The New Zealand dollar fell from a post-float high against the greenback, with overseas flows subdued because of UK and US public holidays, before the release of a survey on business confidence.
The National Bank Business Confidence survey for May will be scrutinised for signs of further improvement in the local economy.
Last month's data showed confidence levels among local businesses rebounded sharply in the wake of the Christchurch earthquake in February and the Japanese tsunami in March, and the market is expecting today's figures to show further gains.
The data follows on from yesterday's trade figures, which showed New Zealand recorded a record monthly trade surplus of $1.1 billion in April.
"The market will react to any strong data just because the market isn't expecting the New Zealand economy to be in such a good state," said Khoon Goh, head of market economics and strategy at ANZ New Zealand.
Prime Minster John Key, speaking at post-Cabinet press conference yesterday, laid some of the strength of the kiwi at the feet of the weaker US currency, suggesting that there wasn't much the government could do short of intervention to pull the currency back from elevated levels, a move that was not being considering at this time.
"There is no doubt that there is still underlying US weakness theme, but what we saw last week and this week was outright New Zealand dollar strength," Goh said.

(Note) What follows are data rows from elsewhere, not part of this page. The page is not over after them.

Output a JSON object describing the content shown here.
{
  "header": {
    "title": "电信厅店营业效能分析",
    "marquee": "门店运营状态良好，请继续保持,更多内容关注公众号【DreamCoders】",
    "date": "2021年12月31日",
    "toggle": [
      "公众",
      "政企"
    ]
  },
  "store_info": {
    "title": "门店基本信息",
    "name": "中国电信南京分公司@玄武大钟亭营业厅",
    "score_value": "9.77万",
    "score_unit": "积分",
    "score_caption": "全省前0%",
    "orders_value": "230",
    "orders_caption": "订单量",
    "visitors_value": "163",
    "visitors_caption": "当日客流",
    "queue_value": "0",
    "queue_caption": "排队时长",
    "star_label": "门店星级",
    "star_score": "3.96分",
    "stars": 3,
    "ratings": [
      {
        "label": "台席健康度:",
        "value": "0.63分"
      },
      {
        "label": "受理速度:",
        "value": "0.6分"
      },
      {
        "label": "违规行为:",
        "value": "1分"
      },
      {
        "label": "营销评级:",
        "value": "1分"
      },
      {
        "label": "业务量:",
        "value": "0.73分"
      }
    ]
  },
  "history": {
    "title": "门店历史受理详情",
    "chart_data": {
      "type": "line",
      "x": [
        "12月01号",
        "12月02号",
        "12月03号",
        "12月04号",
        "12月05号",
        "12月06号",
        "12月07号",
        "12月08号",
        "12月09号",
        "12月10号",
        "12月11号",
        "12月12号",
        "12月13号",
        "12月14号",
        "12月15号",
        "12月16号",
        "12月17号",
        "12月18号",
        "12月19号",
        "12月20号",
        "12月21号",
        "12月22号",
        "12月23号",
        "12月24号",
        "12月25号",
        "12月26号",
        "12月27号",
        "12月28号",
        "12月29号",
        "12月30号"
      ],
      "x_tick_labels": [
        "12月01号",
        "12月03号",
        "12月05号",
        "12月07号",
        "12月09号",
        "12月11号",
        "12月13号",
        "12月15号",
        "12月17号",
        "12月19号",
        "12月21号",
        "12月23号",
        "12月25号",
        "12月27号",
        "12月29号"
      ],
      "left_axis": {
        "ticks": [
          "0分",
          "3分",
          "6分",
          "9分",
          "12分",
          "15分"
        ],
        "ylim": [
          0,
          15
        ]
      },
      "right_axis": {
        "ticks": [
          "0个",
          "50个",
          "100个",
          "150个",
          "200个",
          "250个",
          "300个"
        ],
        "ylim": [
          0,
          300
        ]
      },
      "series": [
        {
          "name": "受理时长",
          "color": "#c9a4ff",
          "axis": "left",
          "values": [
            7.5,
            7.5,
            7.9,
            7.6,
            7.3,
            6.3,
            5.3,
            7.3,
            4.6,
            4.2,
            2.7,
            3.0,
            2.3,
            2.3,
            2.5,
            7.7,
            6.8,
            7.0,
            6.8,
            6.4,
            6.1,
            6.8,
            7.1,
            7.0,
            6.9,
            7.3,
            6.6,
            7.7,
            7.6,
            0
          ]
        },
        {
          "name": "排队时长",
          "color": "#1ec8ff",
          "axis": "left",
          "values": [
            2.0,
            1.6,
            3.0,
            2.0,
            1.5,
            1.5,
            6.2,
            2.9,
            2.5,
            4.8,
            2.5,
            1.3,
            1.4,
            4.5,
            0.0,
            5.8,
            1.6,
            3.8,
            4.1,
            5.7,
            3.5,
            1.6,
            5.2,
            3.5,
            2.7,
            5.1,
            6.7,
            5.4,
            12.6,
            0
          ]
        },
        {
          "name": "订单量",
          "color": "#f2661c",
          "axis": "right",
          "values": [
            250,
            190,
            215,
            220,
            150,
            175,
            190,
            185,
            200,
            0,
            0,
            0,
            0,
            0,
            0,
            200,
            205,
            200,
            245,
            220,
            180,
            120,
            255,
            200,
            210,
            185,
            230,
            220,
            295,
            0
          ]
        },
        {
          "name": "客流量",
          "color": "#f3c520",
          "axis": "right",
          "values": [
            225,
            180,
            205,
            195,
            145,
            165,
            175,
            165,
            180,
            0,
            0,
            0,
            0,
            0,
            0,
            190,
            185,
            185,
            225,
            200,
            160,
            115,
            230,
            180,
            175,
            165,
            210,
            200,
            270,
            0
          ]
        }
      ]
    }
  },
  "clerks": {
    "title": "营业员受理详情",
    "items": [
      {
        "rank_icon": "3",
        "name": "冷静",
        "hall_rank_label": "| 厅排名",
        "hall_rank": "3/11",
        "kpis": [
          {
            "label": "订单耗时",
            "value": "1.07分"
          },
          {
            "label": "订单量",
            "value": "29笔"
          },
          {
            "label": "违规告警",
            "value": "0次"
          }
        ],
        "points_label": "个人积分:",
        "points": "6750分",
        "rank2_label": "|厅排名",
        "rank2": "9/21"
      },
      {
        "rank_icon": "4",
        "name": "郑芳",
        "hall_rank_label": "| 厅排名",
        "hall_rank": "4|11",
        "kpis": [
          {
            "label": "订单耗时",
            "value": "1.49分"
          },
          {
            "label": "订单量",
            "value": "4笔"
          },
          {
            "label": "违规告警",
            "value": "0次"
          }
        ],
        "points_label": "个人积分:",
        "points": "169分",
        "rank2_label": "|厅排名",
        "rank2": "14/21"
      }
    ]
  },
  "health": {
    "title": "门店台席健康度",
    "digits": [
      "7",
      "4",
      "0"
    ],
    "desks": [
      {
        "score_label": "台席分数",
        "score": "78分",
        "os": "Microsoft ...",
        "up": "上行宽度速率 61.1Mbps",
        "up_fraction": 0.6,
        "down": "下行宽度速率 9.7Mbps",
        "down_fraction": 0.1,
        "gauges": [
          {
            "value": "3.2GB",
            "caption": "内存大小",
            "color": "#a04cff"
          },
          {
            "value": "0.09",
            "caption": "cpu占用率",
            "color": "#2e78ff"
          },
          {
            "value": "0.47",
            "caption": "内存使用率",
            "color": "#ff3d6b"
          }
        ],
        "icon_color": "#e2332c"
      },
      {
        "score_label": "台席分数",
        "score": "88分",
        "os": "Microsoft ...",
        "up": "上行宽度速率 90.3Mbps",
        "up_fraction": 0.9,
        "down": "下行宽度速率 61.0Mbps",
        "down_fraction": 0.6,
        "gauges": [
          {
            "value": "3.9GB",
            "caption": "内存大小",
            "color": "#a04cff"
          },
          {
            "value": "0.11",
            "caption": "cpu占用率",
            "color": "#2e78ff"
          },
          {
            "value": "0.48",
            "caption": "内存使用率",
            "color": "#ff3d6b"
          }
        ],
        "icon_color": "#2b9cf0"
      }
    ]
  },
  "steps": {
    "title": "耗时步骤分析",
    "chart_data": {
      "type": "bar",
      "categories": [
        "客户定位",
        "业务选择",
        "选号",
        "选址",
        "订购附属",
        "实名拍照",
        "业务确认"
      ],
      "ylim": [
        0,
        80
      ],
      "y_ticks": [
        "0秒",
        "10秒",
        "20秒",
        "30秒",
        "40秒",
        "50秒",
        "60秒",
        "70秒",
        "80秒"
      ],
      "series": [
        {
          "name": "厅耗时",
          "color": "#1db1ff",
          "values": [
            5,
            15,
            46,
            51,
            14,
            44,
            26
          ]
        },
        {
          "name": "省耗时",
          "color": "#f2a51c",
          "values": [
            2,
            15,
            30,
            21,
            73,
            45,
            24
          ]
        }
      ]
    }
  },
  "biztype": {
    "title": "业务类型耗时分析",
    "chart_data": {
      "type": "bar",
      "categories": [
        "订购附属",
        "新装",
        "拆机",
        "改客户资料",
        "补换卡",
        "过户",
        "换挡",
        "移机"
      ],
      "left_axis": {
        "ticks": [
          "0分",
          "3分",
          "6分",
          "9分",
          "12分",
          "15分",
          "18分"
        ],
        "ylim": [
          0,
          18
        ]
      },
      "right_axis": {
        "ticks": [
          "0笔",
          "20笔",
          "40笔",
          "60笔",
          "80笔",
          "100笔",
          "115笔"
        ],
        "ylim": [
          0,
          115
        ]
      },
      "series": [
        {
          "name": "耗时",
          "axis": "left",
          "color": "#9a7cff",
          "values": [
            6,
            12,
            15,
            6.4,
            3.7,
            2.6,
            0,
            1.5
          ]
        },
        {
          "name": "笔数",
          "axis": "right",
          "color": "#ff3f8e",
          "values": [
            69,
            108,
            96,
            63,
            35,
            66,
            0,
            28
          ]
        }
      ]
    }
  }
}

The kiwi dollar recently traded at 81.59 US cents, down from 81.75 cents yesterday, and slipped to 70.48 on the trade-weighted index of major trading partners' currencies from 70.57 yesterday.
It fell to 76.35 Australian cents from 76.40 cents previously, and was little changed at 66.04 yen from 66.05 yen. It fell to 57.13 euro cents from 57.26 cents yesterday, declined to 49.52 pence from 49.66 pence previously.
Europe's sovereign debt woes were again in the headlines amid reports that European Union and International Monetary Fund officials were likely to deliver their verdict on Greece's inability to reign in government spending and bring its deficit under control.
That comes after a German newspaper article over the weekend claimed the indebted country had not met a single reform condition placed on it as part of the bailout package.
The kiwi dollar mat trade between 81.40 US cents and 82 cents, Goh said, with any moves towards a fresh post-float high likely to be capped by profit taking.